◆ Excerpts from an interface dataset ◆
- - -

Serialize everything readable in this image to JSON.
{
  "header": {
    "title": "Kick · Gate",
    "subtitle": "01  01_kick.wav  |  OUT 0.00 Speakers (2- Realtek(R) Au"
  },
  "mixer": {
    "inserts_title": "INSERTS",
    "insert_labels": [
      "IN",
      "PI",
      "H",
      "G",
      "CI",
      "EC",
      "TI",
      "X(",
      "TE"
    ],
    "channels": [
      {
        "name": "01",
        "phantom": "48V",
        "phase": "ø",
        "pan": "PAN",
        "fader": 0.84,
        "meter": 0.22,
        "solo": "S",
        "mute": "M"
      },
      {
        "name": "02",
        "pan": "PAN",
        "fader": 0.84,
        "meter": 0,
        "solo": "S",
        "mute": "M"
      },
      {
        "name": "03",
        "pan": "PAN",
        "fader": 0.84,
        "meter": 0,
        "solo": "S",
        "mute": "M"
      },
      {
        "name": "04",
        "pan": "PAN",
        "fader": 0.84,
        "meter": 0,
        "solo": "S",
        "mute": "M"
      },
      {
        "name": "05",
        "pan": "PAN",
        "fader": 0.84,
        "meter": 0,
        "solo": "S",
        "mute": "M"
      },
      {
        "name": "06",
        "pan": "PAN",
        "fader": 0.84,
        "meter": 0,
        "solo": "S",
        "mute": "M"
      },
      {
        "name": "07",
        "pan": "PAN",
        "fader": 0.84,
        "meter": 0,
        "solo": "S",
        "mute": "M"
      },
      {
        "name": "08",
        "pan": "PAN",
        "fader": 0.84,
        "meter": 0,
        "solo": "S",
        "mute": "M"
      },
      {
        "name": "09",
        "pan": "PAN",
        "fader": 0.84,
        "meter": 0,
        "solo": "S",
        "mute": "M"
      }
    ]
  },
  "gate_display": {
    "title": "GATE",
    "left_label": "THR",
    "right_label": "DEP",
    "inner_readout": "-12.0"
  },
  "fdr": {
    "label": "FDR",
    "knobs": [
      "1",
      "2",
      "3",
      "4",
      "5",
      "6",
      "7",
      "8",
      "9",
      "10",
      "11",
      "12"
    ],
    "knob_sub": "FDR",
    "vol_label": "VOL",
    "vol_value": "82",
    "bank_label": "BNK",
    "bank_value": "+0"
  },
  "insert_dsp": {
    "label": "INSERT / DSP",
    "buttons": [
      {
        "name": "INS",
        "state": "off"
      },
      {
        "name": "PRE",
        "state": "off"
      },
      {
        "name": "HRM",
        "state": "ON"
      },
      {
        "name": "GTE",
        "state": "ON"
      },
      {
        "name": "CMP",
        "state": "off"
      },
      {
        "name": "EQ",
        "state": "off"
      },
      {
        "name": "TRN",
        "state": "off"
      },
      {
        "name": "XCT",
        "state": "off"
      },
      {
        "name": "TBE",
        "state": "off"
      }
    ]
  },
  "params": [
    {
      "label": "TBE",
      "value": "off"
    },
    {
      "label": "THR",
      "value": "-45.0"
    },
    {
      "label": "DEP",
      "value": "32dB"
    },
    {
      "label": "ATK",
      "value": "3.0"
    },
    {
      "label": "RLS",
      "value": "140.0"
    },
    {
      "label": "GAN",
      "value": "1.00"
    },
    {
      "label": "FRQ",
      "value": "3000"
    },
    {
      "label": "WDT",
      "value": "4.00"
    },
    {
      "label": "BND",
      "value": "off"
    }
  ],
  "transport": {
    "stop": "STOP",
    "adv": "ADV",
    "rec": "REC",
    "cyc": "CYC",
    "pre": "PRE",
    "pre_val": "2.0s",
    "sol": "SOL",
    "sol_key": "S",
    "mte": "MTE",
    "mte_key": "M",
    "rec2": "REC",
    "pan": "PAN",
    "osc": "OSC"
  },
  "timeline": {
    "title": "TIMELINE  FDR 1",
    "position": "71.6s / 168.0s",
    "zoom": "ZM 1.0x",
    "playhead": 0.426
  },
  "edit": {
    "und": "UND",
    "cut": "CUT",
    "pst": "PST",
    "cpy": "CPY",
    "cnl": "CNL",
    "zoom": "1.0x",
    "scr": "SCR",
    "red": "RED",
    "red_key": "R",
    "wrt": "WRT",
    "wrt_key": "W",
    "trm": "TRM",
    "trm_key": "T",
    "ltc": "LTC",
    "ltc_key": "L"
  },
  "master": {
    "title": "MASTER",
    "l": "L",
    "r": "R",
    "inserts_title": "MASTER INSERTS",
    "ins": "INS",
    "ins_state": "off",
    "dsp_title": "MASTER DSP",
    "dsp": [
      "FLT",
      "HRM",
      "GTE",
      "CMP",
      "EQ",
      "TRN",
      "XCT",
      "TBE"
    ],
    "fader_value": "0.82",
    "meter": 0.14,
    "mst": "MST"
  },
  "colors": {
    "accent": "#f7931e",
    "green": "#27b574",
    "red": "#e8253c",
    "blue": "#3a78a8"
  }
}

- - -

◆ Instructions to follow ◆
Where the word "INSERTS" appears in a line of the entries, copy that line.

◆ Output for this task ◆
    "inserts_title": "INSERTS",
    "inserts_title": "MASTER INSERTS",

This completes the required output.